Another requirement for an Alt-Plan to be acceptable requires evidence of 10 years of sustainable yield of groundwater. It appears this conclusion is not met because it was drawn by intermingling data from different wells across time, which, again, amounts to a major sampling error.
Another issue raised at the WICC meeting continued the use of drain-tile systems and its impact on ground water supplies. The handout indicated they had no data on the subject. However, casual observation suggests that huge amounts of ground water are being pumped into drainage ditches that flow to the Napa River, unlike earlier times when farmers pumped that water into mini-reservoirs/ponds for use during the summer.

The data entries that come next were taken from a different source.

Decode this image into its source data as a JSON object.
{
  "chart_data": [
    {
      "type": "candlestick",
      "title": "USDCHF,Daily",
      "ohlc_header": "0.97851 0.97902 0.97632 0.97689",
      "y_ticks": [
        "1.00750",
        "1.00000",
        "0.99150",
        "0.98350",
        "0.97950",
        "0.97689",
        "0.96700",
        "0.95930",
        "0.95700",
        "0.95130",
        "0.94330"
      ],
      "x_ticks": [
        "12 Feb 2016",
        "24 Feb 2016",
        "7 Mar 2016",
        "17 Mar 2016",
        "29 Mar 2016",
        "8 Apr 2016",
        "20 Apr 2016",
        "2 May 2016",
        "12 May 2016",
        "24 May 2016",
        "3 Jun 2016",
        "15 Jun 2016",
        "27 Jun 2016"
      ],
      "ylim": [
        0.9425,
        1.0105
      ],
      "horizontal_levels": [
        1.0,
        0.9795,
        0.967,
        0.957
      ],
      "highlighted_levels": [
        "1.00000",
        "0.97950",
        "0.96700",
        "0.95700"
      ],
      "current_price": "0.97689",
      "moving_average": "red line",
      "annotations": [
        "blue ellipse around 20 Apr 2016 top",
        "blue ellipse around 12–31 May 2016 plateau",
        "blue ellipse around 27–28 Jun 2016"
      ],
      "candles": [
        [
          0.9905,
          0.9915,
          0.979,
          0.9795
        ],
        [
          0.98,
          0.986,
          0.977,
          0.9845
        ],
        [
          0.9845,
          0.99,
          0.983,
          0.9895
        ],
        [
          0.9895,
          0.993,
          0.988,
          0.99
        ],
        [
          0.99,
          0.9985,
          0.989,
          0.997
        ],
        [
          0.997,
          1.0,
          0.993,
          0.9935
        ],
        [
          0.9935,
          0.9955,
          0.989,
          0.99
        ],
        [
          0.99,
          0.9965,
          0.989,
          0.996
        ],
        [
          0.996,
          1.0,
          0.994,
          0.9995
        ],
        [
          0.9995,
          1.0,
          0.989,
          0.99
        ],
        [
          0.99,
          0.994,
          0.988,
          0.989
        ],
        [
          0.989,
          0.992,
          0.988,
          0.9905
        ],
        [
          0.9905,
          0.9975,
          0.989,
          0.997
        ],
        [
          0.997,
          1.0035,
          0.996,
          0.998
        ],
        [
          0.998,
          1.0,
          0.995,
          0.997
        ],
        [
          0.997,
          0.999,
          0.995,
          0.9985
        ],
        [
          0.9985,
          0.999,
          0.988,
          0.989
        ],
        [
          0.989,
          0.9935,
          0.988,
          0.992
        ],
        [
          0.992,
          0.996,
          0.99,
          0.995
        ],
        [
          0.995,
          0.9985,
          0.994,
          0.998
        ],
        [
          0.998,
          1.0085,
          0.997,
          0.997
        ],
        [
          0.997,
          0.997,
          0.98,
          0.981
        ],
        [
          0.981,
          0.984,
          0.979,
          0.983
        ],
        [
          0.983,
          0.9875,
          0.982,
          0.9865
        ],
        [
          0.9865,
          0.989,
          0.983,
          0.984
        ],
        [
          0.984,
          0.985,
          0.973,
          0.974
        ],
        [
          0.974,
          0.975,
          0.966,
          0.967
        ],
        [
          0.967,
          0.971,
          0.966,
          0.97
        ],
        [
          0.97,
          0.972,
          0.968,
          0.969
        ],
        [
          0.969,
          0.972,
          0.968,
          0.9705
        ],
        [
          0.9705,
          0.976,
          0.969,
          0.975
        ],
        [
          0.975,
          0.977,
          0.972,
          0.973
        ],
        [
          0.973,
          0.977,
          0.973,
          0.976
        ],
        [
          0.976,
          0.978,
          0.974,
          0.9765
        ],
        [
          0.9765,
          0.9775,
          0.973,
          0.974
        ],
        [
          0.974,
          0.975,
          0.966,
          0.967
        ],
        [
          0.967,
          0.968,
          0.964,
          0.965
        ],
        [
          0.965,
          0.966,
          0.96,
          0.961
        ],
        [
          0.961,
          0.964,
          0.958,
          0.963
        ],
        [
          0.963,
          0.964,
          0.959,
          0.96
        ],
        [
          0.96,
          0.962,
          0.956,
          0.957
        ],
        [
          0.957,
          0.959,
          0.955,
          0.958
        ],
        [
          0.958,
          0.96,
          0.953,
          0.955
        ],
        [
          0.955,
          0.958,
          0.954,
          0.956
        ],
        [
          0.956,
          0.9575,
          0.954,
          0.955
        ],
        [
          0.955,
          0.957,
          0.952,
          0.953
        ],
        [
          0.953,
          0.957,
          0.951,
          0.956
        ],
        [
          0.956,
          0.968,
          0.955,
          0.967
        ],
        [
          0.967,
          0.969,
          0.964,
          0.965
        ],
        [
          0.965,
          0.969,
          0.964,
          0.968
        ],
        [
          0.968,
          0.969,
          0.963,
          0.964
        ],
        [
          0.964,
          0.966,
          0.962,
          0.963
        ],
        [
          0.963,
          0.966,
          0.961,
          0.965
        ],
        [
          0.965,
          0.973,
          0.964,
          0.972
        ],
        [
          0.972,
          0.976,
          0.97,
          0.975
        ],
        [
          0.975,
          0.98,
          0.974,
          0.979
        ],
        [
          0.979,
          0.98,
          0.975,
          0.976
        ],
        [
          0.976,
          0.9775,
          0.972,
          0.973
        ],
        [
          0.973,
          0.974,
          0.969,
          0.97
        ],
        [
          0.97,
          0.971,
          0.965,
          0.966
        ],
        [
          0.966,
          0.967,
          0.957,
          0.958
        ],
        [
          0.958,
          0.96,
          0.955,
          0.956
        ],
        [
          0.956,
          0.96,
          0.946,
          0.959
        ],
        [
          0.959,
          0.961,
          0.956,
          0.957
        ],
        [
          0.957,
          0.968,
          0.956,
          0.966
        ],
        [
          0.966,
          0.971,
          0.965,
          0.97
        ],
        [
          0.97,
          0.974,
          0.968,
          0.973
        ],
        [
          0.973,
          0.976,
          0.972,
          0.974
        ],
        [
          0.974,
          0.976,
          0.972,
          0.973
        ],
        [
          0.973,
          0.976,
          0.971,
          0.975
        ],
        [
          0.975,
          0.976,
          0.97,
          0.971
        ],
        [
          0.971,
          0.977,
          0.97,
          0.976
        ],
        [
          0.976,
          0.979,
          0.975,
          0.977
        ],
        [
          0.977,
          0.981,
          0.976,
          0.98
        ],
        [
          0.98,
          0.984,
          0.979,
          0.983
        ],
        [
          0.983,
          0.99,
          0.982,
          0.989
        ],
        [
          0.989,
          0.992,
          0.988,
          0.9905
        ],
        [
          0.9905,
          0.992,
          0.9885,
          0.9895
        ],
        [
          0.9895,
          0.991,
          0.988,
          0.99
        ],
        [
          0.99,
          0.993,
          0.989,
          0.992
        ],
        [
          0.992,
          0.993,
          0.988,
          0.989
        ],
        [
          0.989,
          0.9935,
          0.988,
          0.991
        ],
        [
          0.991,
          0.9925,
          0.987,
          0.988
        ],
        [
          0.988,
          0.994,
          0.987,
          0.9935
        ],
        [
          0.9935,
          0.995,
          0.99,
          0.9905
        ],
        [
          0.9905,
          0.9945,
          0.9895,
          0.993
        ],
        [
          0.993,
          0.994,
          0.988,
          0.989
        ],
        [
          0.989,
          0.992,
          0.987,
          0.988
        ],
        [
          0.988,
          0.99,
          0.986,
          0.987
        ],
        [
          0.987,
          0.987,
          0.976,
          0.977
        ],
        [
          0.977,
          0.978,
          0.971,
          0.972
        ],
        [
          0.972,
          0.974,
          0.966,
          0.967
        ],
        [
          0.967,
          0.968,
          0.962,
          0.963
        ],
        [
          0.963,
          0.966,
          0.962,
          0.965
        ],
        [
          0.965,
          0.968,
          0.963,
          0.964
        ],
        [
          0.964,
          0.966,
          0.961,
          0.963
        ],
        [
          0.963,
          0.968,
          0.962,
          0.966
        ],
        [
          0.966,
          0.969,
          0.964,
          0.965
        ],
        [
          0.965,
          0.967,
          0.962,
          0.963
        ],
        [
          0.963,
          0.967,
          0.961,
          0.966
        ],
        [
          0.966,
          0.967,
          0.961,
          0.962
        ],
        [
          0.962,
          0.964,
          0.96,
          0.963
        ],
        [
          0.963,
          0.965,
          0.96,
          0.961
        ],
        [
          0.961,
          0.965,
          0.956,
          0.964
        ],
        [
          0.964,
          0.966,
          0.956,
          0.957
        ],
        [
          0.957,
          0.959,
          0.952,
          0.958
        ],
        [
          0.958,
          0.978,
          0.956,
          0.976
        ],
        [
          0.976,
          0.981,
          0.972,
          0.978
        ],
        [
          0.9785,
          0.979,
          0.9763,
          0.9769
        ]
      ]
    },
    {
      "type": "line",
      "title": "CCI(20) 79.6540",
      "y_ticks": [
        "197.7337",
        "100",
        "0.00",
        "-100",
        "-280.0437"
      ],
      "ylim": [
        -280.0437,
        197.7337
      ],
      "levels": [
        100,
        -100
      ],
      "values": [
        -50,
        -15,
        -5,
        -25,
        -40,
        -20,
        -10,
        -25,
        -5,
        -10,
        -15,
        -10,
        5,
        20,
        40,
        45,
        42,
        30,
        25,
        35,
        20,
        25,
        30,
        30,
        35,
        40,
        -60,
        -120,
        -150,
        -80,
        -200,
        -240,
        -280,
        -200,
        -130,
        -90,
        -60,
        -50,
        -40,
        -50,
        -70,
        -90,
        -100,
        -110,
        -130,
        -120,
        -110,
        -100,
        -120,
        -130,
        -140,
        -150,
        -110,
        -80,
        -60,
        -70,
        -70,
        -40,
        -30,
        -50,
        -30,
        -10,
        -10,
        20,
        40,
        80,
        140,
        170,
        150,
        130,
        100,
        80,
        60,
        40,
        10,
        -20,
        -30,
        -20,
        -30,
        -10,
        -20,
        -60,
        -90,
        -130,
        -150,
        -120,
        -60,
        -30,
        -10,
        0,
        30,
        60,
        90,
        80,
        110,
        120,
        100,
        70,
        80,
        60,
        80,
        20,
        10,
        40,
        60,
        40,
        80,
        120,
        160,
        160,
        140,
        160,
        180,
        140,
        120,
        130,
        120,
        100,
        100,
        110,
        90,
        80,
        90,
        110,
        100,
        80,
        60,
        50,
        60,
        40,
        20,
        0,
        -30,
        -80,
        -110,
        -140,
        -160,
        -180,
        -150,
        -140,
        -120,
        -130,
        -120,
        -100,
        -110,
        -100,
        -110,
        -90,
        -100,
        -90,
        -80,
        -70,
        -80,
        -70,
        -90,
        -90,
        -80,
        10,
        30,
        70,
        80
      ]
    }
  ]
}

The consultants' reports, other documents and presentations at the Board of Supervisors meeting made it clear that GSP-Alt does not apply to all the people living/farming, etc., in the entire county. It excludes our watershed and known locations with poor ground water. In my opinion, this creates a rather bizarre and untenable situation of how our elected officials can provide for necessary and expected governmental services to a large number of residents by excluding them from the plan while, at the same time, despite water rationing, cities and the county continue to "sell" water to certain businesses. Wineries and vineyards continue to be approved despite protests by neighbors -- often numbering in the hundreds -- noting their negative impact on ground water and water-related issues affecting the long-term residents making the rational for such decisions unclear and difficult to understand.
Stephen J. Donoviel